**Problem to work on:** Wherever the string "JSON" appears in the entries below, return the line that holds it.

Items from a data source:
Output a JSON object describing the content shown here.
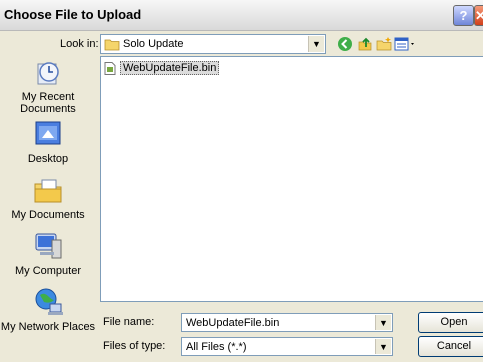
{
  "window": {
    "title": "Choose File to Upload",
    "help_glyph": "?",
    "close_glyph": "✕"
  },
  "look_in": {
    "label": "Look in:",
    "value": "Solo Update",
    "icon": "folder-icon"
  },
  "toolbar": {
    "icons": [
      "back-icon",
      "up-folder-icon",
      "new-folder-icon",
      "view-menu-icon"
    ]
  },
  "places": [
    {
      "label": "My Recent Documents",
      "icon": "recent-documents-icon"
    },
    {
      "label": "Desktop",
      "icon": "desktop-icon"
    },
    {
      "label": "My Documents",
      "icon": "my-documents-icon"
    },
    {
      "label": "My Computer",
      "icon": "my-computer-icon"
    },
    {
      "label": "My Network Places",
      "icon": "network-places-icon"
    }
  ],
  "files": [
    {
      "name": "WebUpdateFile.bin",
      "icon": "bin-file-icon"
    }
  ],
  "file_name": {
    "label": "File name:",
    "value": "WebUpdateFile.bin"
  },
  "file_type": {
    "label": "Files of type:",
    "value": "All Files (*.*)"
  },
  "buttons": {
    "open": "Open",
    "cancel": "Cancel"
  }
}
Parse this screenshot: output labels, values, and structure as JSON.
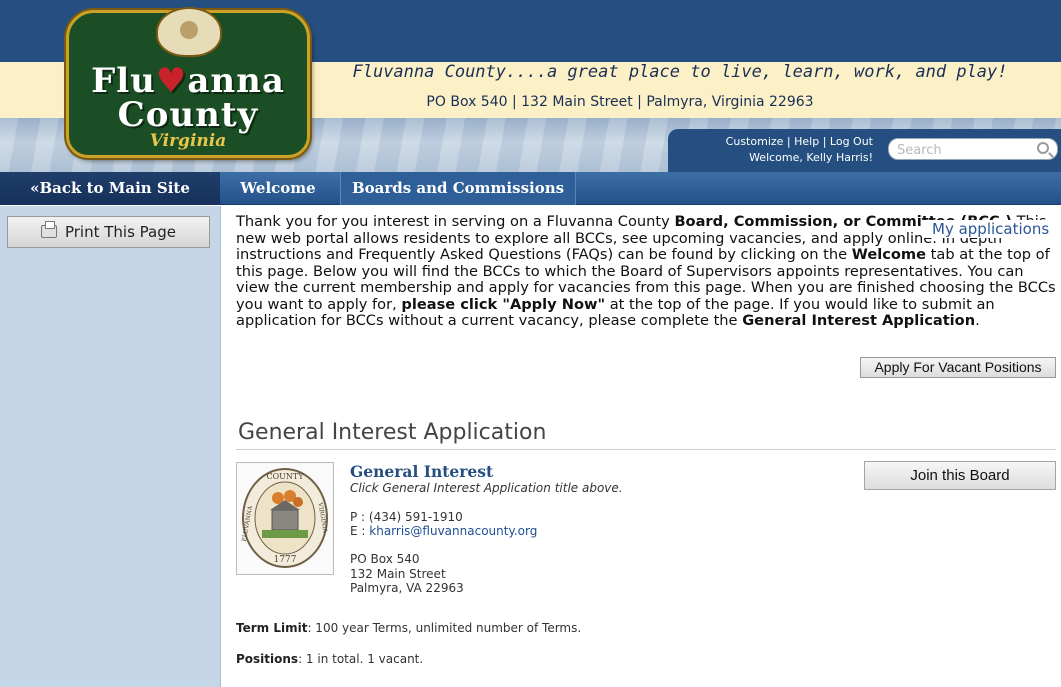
{
  "header": {
    "logo_line1_a": "Flu",
    "logo_heart": "♥",
    "logo_line1_b": "anna",
    "logo_line2": "County",
    "logo_line3": "Virginia",
    "tagline": "Fluvanna County....a great place to live, learn, work, and play!",
    "address": "PO Box 540 | 132 Main Street | Palmyra, Virginia 22963",
    "user_links": {
      "customize": "Customize",
      "help": "Help",
      "logout": "Log Out",
      "separator": " | "
    },
    "welcome": "Welcome, Kelly Harris!",
    "search_placeholder": "Search"
  },
  "nav": {
    "back": "«Back to Main Site",
    "tabs": [
      {
        "label": "Welcome"
      },
      {
        "label": "Boards and Commissions"
      }
    ]
  },
  "sidebar": {
    "print_label": "Print This Page"
  },
  "main": {
    "my_applications": "My applications",
    "intro": {
      "p1": "Thank you for you interest in serving on a Fluvanna County ",
      "b1": "Board, Commission, or Committee (BCC.)",
      "p2": " This new web portal allows residents to explore all BCCs, see upcoming vacancies, and apply online. In depth instructions and Frequently Asked Questions (FAQs) can be found by clicking on the ",
      "b2": "Welcome",
      "p3": " tab at the top of this page. Below you will find the BCCs to which the Board of Supervisors appoints representatives. You can view the current membership and apply for vacancies from this page. When you are finished choosing the BCCs you want to apply for, ",
      "b3": "please click \"Apply Now\"",
      "p4": " at the top of the page. If you would like to submit an application for BCCs without a current vacancy, please complete the ",
      "b4": "General Interest Application",
      "p5": "."
    },
    "apply_button": "Apply For Vacant Positions",
    "section_title": "General Interest Application",
    "board": {
      "title": "General Interest",
      "subtitle": "Click General Interest Application title above.",
      "phone": "P : (434) 591-1910",
      "email_prefix": "E : ",
      "email": "kharris@fluvannacounty.org",
      "address_line1": "PO Box 540",
      "address_line2": "132 Main Street",
      "address_line3": "Palmyra, VA 22963",
      "join_button": "Join this Board",
      "seal_top_text": "COUNTY",
      "seal_year": "1777",
      "seal_left_text": "FLUVANNA",
      "seal_right_text": "VIRGINIA"
    },
    "term_limit_label": "Term Limit",
    "term_limit_value": ": 100 year Terms, unlimited number of Terms.",
    "positions_label": "Positions",
    "positions_value": ": 1 in total. 1 vacant."
  },
  "colors": {
    "header_blue": "#244f80",
    "tagline_cream": "#fbf0c6",
    "sidebar_blue": "#c6d6e9",
    "link_blue": "#2a5596",
    "logo_green": "#1c4e26"
  }
}
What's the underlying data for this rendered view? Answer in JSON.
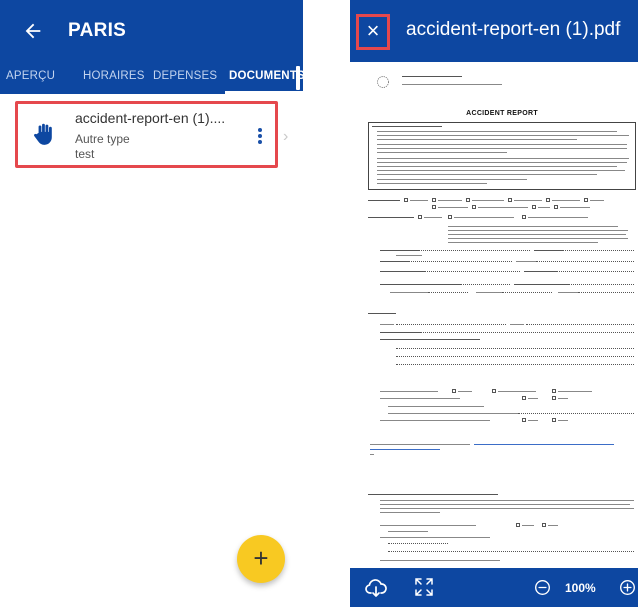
{
  "left": {
    "title": "PARIS",
    "tabs": [
      "APERÇU",
      "HORAIRES",
      "DEPENSES",
      "DOCUMENTS"
    ],
    "active_tab": "DOCUMENTS",
    "document": {
      "name": "accident-report-en (1)....",
      "type": "Autre type",
      "description": "test",
      "icon": "hand-icon"
    },
    "fab_label": "+"
  },
  "right": {
    "title": "accident-report-en (1).pdf",
    "close_label": "×",
    "preview": {
      "heading": "ACCIDENT REPORT"
    },
    "footer": {
      "zoom": "100%"
    }
  },
  "colors": {
    "header_blue": "#0d47a1",
    "highlight_red": "#e5484d",
    "fab_yellow": "#f8c922"
  }
}
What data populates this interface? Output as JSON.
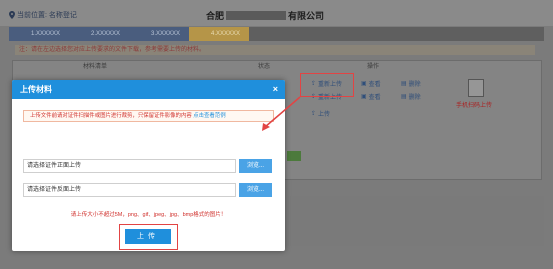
{
  "background": {
    "location_label": "当前位置: 名称登记",
    "company_prefix": "合肥",
    "company_suffix": "有限公司",
    "steps": [
      "1.XXXXXX",
      "2.XXXXXX",
      "3.XXXXXX",
      "4.XXXXXX"
    ],
    "notice": "注：请在左边选择您对应上传要求的文件下载，参考需要上传的材料。",
    "table_headers": {
      "name": "材料清单",
      "status": "状态",
      "action": "操作"
    },
    "row_actions": {
      "reupload": "重新上传",
      "view": "查看",
      "delete": "删除",
      "upload": "上传"
    },
    "phone_upload": "手机扫码上传"
  },
  "modal": {
    "title": "上传材料",
    "close_glyph": "×",
    "tip_text": "上传文件前请对证件扫描件或图片进行裁剪，只保留证件影像的内容",
    "tip_link": "点击查看范例",
    "front_placeholder": "请选择证件正面上传",
    "back_placeholder": "请选择证件反面上传",
    "browse_label": "浏览...",
    "limit_text": "请上传大小不超过5M，png、gif、jpeg、jpg、bmp格式的图片！",
    "upload_label": "上传"
  },
  "colors": {
    "header_blue": "#1f8fdc",
    "highlight_red": "#e24444",
    "warning_red": "#d0312d"
  },
  "icons": {
    "location": "location-pin-icon",
    "close": "close-icon",
    "upload": "upload-icon",
    "view": "view-icon",
    "delete": "delete-icon",
    "qr": "qr-code-icon"
  }
}
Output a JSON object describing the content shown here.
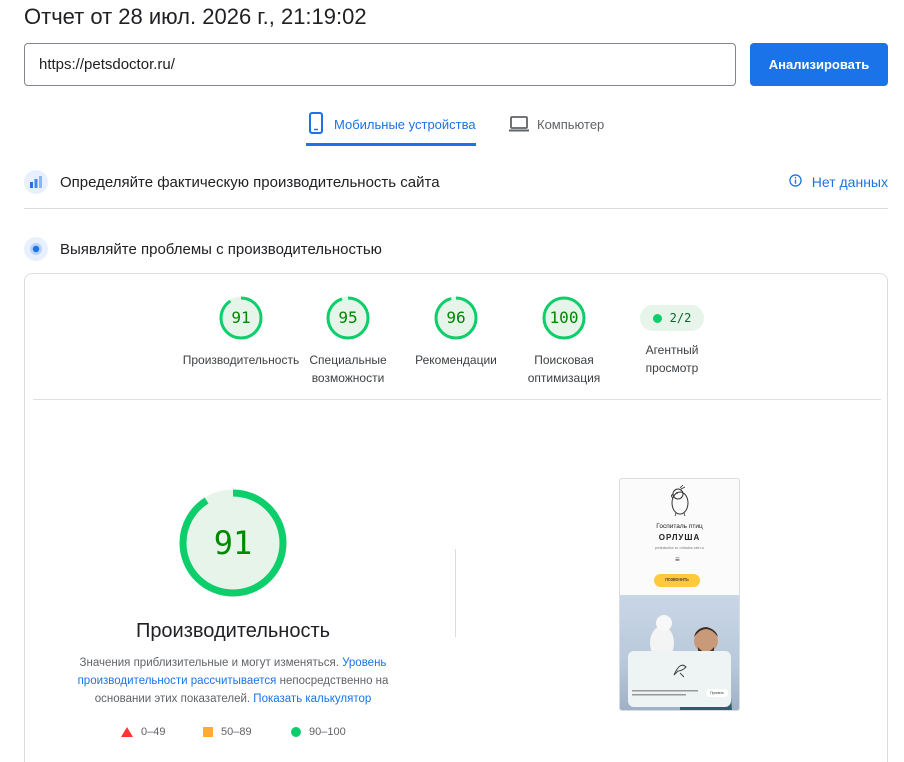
{
  "report": {
    "title": "Отчет от 28 июл. 2026 г., 21:19:02"
  },
  "search": {
    "url": "https://petsdoctor.ru/",
    "analyze_label": "Анализировать"
  },
  "tabs": [
    {
      "label": "Мобильные устройства",
      "active": true,
      "icon": "mobile-phone-icon"
    },
    {
      "label": "Компьютер",
      "active": false,
      "icon": "laptop-icon"
    }
  ],
  "field_section": {
    "title": "Определяйте фактическую производительность сайта",
    "no_data_label": "Нет данных",
    "icon": "field-data-icon"
  },
  "lab_section": {
    "title": "Выявляйте проблемы с производительностью",
    "icon": "lab-data-icon"
  },
  "categories": [
    {
      "score": "91",
      "label": "Производительность",
      "fraction": 0.91
    },
    {
      "score": "95",
      "label": "Специальные возможности",
      "fraction": 0.95
    },
    {
      "score": "96",
      "label": "Рекомендации",
      "fraction": 0.96
    },
    {
      "score": "100",
      "label": "Поисковая оптимизация",
      "fraction": 1.0
    }
  ],
  "agentic": {
    "value": "2/2",
    "label": "Агентный просмотр"
  },
  "main_gauge": {
    "score": "91",
    "fraction": 0.91,
    "title": "Производительность",
    "desc_prefix": "Значения приблизительные и могут изменяться.",
    "desc_link1": "Уровень производительности рассчитывается",
    "desc_middle": "непосредственно на основании этих показателей.",
    "desc_link2": "Показать калькулятор"
  },
  "legend": {
    "fail": "0–49",
    "average": "50–89",
    "pass": "90–100"
  },
  "screenshot": {
    "line1": "Госпиталь птиц",
    "line2": "ОРЛУША",
    "line3": "petsdoctor.ru orlusha-vet.ru",
    "menu_glyph": "≡",
    "button": "позвонить",
    "modal_button": "Принять"
  },
  "colors": {
    "accent": "#1a73e8",
    "pass": "#0cce6b",
    "pass_text": "#008800",
    "average": "#ffaa33",
    "fail": "#ff3333"
  }
}
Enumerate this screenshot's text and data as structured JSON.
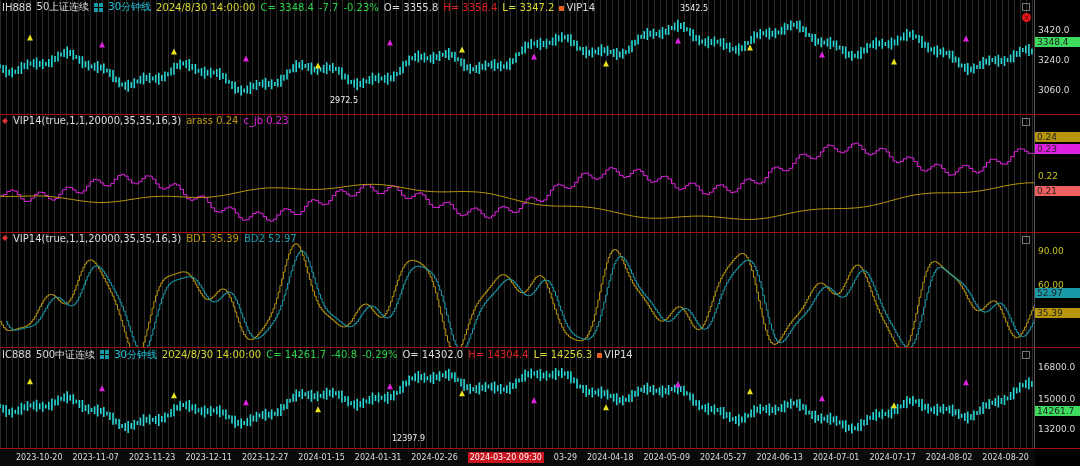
{
  "panels": [
    {
      "kind": "price",
      "header": [
        {
          "kind": "symbol",
          "text": "IH888"
        },
        {
          "kind": "name",
          "text": "50上证连续"
        },
        {
          "kind": "grid"
        },
        {
          "kind": "period",
          "text": "30分钟线"
        },
        {
          "kind": "date",
          "text": "2024/8/30 14:00:00"
        },
        {
          "kind": "down",
          "text": "C= 3348.4"
        },
        {
          "kind": "down",
          "text": "-7.7"
        },
        {
          "kind": "down",
          "text": "-0.23%"
        },
        {
          "kind": "plain",
          "text": "O= 3355.8"
        },
        {
          "kind": "up",
          "text": "H= 3358.4"
        },
        {
          "kind": "low",
          "text": "L= 3347.2"
        },
        {
          "kind": "tag",
          "text": "VIP14"
        }
      ],
      "annotations": [
        "3542.5",
        "2972.5"
      ],
      "axis": [
        {
          "kind": "tick",
          "label": "3420.0"
        },
        {
          "kind": "badge",
          "label": "3348.4",
          "color": "#3ddc5f"
        },
        {
          "kind": "tick",
          "label": "3240.0"
        },
        {
          "kind": "tick",
          "label": "3060.0"
        }
      ],
      "close_icon": true
    },
    {
      "kind": "ratio",
      "header": [
        {
          "kind": "dot"
        },
        {
          "kind": "plain",
          "text": "VIP14(true,1,1,20000,35,35,16,3)"
        },
        {
          "kind": "olive",
          "text": "arass 0.24"
        },
        {
          "kind": "magenta",
          "text": "c_jb 0.23"
        }
      ],
      "axis": [
        {
          "kind": "badge",
          "label": "0.24",
          "color": "#b8960c"
        },
        {
          "kind": "badge",
          "label": "0.23",
          "color": "#e020e0"
        },
        {
          "kind": "tick",
          "label": "0.22"
        },
        {
          "kind": "badge",
          "label": "0.21",
          "color": "#f06060"
        }
      ]
    },
    {
      "kind": "oscillator",
      "header": [
        {
          "kind": "dot"
        },
        {
          "kind": "plain",
          "text": "VIP14(true,1,1,20000,35,35,16,3)"
        },
        {
          "kind": "olive",
          "text": "BD1 35.39"
        },
        {
          "kind": "teal",
          "text": "BD2 52.97"
        }
      ],
      "axis": [
        {
          "kind": "tick",
          "label": "90.00"
        },
        {
          "kind": "tick",
          "label": "60.00"
        },
        {
          "kind": "badge",
          "label": "52.97",
          "color": "#1a9aa8"
        },
        {
          "kind": "badge",
          "label": "35.39",
          "color": "#b8960c"
        }
      ]
    },
    {
      "kind": "price",
      "header": [
        {
          "kind": "symbol",
          "text": "IC888"
        },
        {
          "kind": "name",
          "text": "500中证连续"
        },
        {
          "kind": "grid"
        },
        {
          "kind": "period",
          "text": "30分钟线"
        },
        {
          "kind": "date",
          "text": "2024/8/30 14:00:00"
        },
        {
          "kind": "down",
          "text": "C= 14261.7"
        },
        {
          "kind": "down",
          "text": "-40.8"
        },
        {
          "kind": "down",
          "text": "-0.29%"
        },
        {
          "kind": "plain",
          "text": "O= 14302.0"
        },
        {
          "kind": "up",
          "text": "H= 14304.4"
        },
        {
          "kind": "low",
          "text": "L= 14256.3"
        },
        {
          "kind": "tag",
          "text": "VIP14"
        }
      ],
      "annotations": [
        "12397.9"
      ],
      "axis": [
        {
          "kind": "tick",
          "label": "16800.0"
        },
        {
          "kind": "tick",
          "label": "15000.0"
        },
        {
          "kind": "badge",
          "label": "14261.7",
          "color": "#3ddc5f"
        },
        {
          "kind": "tick",
          "label": "13200.0"
        }
      ]
    }
  ],
  "time_axis": [
    {
      "kind": "date",
      "label": "2023-10-20"
    },
    {
      "kind": "date",
      "label": "2023-11-07"
    },
    {
      "kind": "date",
      "label": "2023-11-23"
    },
    {
      "kind": "date",
      "label": "2023-12-11"
    },
    {
      "kind": "date",
      "label": "2023-12-27"
    },
    {
      "kind": "date",
      "label": "2024-01-15"
    },
    {
      "kind": "date",
      "label": "2024-01-31"
    },
    {
      "kind": "date",
      "label": "2024-02-26"
    },
    {
      "kind": "cursor",
      "label": "2024-03-20 09:30"
    },
    {
      "kind": "date",
      "label": "03-29"
    },
    {
      "kind": "date",
      "label": "2024-04-18"
    },
    {
      "kind": "date",
      "label": "2024-05-09"
    },
    {
      "kind": "date",
      "label": "2024-05-27"
    },
    {
      "kind": "date",
      "label": "2024-06-13"
    },
    {
      "kind": "date",
      "label": "2024-07-01"
    },
    {
      "kind": "date",
      "label": "2024-07-17"
    },
    {
      "kind": "date",
      "label": "2024-08-02"
    },
    {
      "kind": "date",
      "label": "2024-08-20"
    }
  ]
}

**Solution to the exercise:**
Output a JSON object describing the content shown here.
Parse this screenshot: output labels, values, and structure as JSON.
What's the underlying data for this rendered view? Answer in JSON.
What data populates this interface? Output as JSON.
Output a JSON object describing the content shown here.
Enumerate this screenshot's text and data as structured JSON.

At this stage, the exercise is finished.